== TASK INSTRUCTIONS ==
From the entries provided below, copy each line that contains the word "true".

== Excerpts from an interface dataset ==

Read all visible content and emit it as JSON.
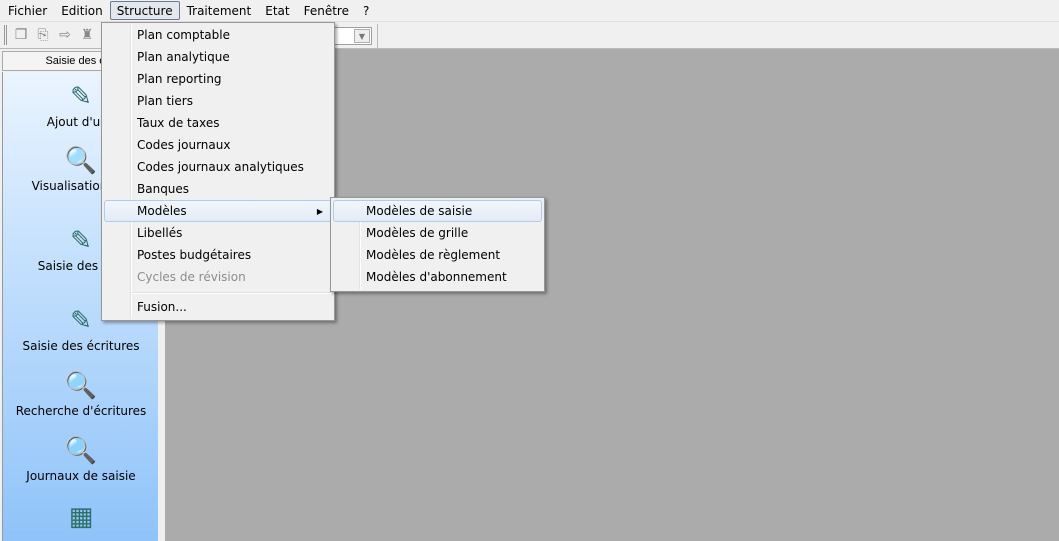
{
  "menubar": [
    "Fichier",
    "Edition",
    "Structure",
    "Traitement",
    "Etat",
    "Fenêtre",
    "?"
  ],
  "toolbar": {
    "icons": [
      "copy-icon",
      "paste-icon",
      "export-icon",
      "delete-icon"
    ]
  },
  "sidebar": {
    "header": "Saisie des écr",
    "items": [
      {
        "label": "Ajout d'une",
        "icon": "book-pencil-icon",
        "glyph": "✎"
      },
      {
        "label": "Visualisation/mo",
        "icon": "book-magnifier-icon",
        "glyph": "🔍"
      },
      {
        "label": "Saisie des opé",
        "icon": "book-pencil-icon",
        "glyph": "✎"
      },
      {
        "label": "Saisie des écritures",
        "icon": "book-pencil-icon",
        "glyph": "✎"
      },
      {
        "label": "Recherche d'écritures",
        "icon": "magnifier-icon",
        "glyph": "🔍"
      },
      {
        "label": "Journaux de saisie",
        "icon": "journal-magnifier-icon",
        "glyph": "🔍"
      },
      {
        "label": "",
        "icon": "calculator-icon",
        "glyph": "▦"
      }
    ]
  },
  "structure_menu": {
    "items": [
      {
        "label": "Plan comptable"
      },
      {
        "label": "Plan analytique"
      },
      {
        "label": "Plan reporting"
      },
      {
        "label": "Plan tiers"
      },
      {
        "label": "Taux de taxes"
      },
      {
        "label": "Codes journaux"
      },
      {
        "label": "Codes journaux analytiques"
      },
      {
        "label": "Banques"
      },
      {
        "label": "Modèles",
        "submenu": true,
        "highlighted": true
      },
      {
        "label": "Libellés"
      },
      {
        "label": "Postes budgétaires"
      },
      {
        "label": "Cycles de révision",
        "disabled": true
      }
    ],
    "after_separator": "Fusion..."
  },
  "models_submenu": {
    "items": [
      "Modèles de saisie",
      "Modèles de grille",
      "Modèles de règlement",
      "Modèles d'abonnement"
    ],
    "highlighted": "Modèles de saisie"
  }
}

== FINISHED EXERCISE ==
        "submenu": true,
        "highlighted": true
        "disabled": true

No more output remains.